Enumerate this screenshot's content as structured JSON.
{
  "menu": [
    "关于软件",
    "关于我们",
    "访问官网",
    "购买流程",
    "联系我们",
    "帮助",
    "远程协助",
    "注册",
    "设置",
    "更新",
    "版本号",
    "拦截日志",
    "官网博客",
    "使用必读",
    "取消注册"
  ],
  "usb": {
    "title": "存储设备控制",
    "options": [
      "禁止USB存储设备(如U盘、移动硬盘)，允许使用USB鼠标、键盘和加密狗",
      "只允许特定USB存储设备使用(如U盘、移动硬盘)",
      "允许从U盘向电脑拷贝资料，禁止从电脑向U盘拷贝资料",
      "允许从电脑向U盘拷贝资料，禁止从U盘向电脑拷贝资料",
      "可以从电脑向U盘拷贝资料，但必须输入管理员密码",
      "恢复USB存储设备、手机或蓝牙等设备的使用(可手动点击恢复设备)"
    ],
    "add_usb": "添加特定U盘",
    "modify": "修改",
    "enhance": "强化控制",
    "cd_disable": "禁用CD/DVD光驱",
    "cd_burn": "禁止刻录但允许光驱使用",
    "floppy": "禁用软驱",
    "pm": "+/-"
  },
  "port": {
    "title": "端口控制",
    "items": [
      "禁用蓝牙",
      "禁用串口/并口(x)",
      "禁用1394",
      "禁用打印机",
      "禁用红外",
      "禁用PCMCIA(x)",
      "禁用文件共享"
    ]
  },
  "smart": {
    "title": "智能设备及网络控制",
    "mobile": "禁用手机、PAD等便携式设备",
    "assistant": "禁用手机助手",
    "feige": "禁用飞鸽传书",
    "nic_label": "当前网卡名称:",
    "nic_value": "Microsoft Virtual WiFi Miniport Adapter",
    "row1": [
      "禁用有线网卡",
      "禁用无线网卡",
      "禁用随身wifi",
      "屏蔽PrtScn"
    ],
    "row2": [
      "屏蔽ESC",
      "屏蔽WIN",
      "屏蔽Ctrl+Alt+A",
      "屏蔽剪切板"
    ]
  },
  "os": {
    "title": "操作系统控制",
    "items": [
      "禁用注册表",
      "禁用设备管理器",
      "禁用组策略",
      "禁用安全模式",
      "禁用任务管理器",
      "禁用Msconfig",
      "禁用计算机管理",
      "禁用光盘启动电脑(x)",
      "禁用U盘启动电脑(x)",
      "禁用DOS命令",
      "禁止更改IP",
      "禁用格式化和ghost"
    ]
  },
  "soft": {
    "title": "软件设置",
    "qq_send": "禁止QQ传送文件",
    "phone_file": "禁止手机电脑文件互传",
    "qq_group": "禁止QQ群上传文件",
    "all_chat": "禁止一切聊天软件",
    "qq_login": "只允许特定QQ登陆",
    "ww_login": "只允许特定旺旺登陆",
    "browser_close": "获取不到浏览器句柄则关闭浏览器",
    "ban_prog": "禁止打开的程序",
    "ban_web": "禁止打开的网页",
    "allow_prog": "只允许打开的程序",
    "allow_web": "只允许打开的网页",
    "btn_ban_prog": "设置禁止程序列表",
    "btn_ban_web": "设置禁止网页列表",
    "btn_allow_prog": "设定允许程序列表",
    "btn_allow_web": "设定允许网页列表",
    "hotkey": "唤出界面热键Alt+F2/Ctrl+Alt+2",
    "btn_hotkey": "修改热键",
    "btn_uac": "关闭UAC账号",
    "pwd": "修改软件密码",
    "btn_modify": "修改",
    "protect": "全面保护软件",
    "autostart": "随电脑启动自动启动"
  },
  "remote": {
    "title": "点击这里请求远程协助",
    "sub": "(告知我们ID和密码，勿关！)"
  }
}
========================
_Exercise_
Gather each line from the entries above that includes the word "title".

_Your solution_
    "title": "存储设备控制",
    "title": "端口控制",
    "title": "智能设备及网络控制",
    "title": "操作系统控制",
    "title": "软件设置",
    "title": "点击这里请求远程协助",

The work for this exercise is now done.